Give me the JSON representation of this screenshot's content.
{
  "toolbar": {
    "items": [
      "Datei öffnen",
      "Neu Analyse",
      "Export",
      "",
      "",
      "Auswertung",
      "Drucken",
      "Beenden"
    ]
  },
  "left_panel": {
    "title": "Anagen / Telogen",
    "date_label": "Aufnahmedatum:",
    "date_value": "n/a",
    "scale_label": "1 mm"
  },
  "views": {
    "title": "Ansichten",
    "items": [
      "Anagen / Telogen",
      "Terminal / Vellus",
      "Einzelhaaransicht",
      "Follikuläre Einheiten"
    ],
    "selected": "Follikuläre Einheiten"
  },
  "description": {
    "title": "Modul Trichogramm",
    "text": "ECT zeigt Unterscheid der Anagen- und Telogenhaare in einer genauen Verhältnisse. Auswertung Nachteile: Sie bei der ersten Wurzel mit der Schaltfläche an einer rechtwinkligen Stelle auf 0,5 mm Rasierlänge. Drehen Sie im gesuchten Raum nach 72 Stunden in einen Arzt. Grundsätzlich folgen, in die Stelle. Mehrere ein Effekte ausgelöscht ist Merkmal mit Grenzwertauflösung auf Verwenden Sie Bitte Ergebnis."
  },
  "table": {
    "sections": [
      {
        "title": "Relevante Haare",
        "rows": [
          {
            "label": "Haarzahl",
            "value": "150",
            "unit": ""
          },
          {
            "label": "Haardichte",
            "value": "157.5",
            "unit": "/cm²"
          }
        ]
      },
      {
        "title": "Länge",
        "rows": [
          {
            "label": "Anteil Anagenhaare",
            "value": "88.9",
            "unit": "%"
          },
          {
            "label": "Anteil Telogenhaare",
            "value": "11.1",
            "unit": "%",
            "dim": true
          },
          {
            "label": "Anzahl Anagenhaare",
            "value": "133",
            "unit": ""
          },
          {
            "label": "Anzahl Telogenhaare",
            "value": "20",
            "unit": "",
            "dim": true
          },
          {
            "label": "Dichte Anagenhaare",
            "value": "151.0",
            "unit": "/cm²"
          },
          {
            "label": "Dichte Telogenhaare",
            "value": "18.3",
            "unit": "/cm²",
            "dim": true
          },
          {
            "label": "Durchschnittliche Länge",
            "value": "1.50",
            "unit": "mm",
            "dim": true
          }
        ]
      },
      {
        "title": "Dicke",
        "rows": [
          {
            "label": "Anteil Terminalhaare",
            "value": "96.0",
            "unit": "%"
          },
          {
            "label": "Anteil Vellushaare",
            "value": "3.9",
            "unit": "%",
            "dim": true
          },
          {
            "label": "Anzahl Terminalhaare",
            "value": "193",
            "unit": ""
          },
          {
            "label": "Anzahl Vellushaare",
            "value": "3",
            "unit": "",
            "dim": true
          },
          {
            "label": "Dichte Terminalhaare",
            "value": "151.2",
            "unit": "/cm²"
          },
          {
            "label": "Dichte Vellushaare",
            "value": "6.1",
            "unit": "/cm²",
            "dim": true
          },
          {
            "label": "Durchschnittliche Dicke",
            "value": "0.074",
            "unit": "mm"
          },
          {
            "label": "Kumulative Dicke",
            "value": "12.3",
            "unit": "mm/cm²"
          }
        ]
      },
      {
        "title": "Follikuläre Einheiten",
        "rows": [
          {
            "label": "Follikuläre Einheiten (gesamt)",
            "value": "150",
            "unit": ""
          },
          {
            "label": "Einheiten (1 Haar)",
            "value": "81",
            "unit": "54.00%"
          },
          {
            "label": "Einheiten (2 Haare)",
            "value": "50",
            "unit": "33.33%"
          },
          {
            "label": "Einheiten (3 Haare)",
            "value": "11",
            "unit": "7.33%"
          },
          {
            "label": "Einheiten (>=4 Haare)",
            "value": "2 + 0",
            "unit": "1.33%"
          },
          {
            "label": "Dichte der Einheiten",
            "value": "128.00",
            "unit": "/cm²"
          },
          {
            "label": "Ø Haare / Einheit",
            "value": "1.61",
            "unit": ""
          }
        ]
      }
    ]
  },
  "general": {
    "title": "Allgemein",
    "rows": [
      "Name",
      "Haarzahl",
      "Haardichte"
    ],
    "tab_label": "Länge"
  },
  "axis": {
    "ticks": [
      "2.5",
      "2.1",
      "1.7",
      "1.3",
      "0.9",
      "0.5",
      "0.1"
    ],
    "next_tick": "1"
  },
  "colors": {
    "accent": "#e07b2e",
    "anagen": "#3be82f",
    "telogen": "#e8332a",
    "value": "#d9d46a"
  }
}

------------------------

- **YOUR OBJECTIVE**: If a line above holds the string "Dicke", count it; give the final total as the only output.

- **ANSWER FOR THE TASK**: 3